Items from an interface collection

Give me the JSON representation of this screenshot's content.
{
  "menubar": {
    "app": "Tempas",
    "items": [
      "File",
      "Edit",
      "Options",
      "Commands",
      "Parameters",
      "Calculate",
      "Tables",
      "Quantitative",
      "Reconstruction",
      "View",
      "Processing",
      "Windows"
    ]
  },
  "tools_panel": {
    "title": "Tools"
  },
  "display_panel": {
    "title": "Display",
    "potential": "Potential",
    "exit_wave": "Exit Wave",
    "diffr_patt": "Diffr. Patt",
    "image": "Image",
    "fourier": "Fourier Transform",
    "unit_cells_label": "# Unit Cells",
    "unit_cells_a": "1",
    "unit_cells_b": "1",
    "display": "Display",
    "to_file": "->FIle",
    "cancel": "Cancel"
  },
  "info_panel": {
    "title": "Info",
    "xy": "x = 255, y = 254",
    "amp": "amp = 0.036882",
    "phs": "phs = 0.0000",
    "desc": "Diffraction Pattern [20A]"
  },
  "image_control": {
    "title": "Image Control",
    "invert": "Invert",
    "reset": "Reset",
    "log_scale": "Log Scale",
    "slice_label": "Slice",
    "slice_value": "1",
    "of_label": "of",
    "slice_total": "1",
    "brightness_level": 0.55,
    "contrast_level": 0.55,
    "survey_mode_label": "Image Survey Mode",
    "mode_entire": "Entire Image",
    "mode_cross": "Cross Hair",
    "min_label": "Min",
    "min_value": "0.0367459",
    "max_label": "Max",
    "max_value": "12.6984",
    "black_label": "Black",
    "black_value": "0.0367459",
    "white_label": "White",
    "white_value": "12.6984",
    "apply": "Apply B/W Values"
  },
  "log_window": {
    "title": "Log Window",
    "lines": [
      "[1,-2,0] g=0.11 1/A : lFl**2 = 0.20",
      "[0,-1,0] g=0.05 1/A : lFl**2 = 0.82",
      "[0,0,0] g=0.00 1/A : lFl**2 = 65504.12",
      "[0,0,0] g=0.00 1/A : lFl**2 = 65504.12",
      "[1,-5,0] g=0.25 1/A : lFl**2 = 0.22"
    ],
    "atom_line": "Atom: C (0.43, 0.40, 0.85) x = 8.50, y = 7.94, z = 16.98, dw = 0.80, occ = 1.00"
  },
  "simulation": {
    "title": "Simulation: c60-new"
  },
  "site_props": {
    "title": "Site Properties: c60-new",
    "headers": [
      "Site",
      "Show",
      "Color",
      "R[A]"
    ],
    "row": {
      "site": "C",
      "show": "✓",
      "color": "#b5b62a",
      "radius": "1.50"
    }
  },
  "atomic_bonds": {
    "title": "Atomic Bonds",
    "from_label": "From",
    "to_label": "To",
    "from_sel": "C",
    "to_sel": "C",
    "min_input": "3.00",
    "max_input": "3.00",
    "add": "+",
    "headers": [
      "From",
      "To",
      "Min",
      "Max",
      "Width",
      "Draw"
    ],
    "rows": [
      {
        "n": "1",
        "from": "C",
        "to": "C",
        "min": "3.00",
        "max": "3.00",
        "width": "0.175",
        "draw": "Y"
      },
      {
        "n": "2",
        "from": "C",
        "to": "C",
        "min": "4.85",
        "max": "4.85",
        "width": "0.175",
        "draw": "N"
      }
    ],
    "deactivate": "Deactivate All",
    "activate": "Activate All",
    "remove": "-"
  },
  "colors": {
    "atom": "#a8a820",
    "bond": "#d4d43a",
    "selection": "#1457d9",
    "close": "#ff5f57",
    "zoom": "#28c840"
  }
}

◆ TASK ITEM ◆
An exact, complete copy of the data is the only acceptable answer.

◆ RESULT FOR THIS EXERCISE ◆
Give me the JSON representation of this screenshot's content.
{
  "menubar": {
    "app": "Tempas",
    "items": [
      "File",
      "Edit",
      "Options",
      "Commands",
      "Parameters",
      "Calculate",
      "Tables",
      "Quantitative",
      "Reconstruction",
      "View",
      "Processing",
      "Windows"
    ]
  },
  "tools_panel": {
    "title": "Tools"
  },
  "display_panel": {
    "title": "Display",
    "potential": "Potential",
    "exit_wave": "Exit Wave",
    "diffr_patt": "Diffr. Patt",
    "image": "Image",
    "fourier": "Fourier Transform",
    "unit_cells_label": "# Unit Cells",
    "unit_cells_a": "1",
    "unit_cells_b": "1",
    "display": "Display",
    "to_file": "->FIle",
    "cancel": "Cancel"
  },
  "info_panel": {
    "title": "Info",
    "xy": "x = 255, y = 254",
    "amp": "amp = 0.036882",
    "phs": "phs = 0.0000",
    "desc": "Diffraction Pattern [20A]"
  },
  "image_control": {
    "title": "Image Control",
    "invert": "Invert",
    "reset": "Reset",
    "log_scale": "Log Scale",
    "slice_label": "Slice",
    "slice_value": "1",
    "of_label": "of",
    "slice_total": "1",
    "brightness_level": 0.55,
    "contrast_level": 0.55,
    "survey_mode_label": "Image Survey Mode",
    "mode_entire": "Entire Image",
    "mode_cross": "Cross Hair",
    "min_label": "Min",
    "min_value": "0.0367459",
    "max_label": "Max",
    "max_value": "12.6984",
    "black_label": "Black",
    "black_value": "0.0367459",
    "white_label": "White",
    "white_value": "12.6984",
    "apply": "Apply B/W Values"
  },
  "log_window": {
    "title": "Log Window",
    "lines": [
      "[1,-2,0] g=0.11 1/A : lFl**2 = 0.20",
      "[0,-1,0] g=0.05 1/A : lFl**2 = 0.82",
      "[0,0,0] g=0.00 1/A : lFl**2 = 65504.12",
      "[0,0,0] g=0.00 1/A : lFl**2 = 65504.12",
      "[1,-5,0] g=0.25 1/A : lFl**2 = 0.22"
    ],
    "atom_line": "Atom: C (0.43, 0.40, 0.85) x = 8.50, y = 7.94, z = 16.98, dw = 0.80, occ = 1.00"
  },
  "simulation": {
    "title": "Simulation: c60-new"
  },
  "site_props": {
    "title": "Site Properties: c60-new",
    "headers": [
      "Site",
      "Show",
      "Color",
      "R[A]"
    ],
    "row": {
      "site": "C",
      "show": "✓",
      "color": "#b5b62a",
      "radius": "1.50"
    }
  },
  "atomic_bonds": {
    "title": "Atomic Bonds",
    "from_label": "From",
    "to_label": "To",
    "from_sel": "C",
    "to_sel": "C",
    "min_input": "3.00",
    "max_input": "3.00",
    "add": "+",
    "headers": [
      "From",
      "To",
      "Min",
      "Max",
      "Width",
      "Draw"
    ],
    "rows": [
      {
        "n": "1",
        "from": "C",
        "to": "C",
        "min": "3.00",
        "max": "3.00",
        "width": "0.175",
        "draw": "Y"
      },
      {
        "n": "2",
        "from": "C",
        "to": "C",
        "min": "4.85",
        "max": "4.85",
        "width": "0.175",
        "draw": "N"
      }
    ],
    "deactivate": "Deactivate All",
    "activate": "Activate All",
    "remove": "-"
  },
  "colors": {
    "atom": "#a8a820",
    "bond": "#d4d43a",
    "selection": "#1457d9",
    "close": "#ff5f57",
    "zoom": "#28c840"
  }
}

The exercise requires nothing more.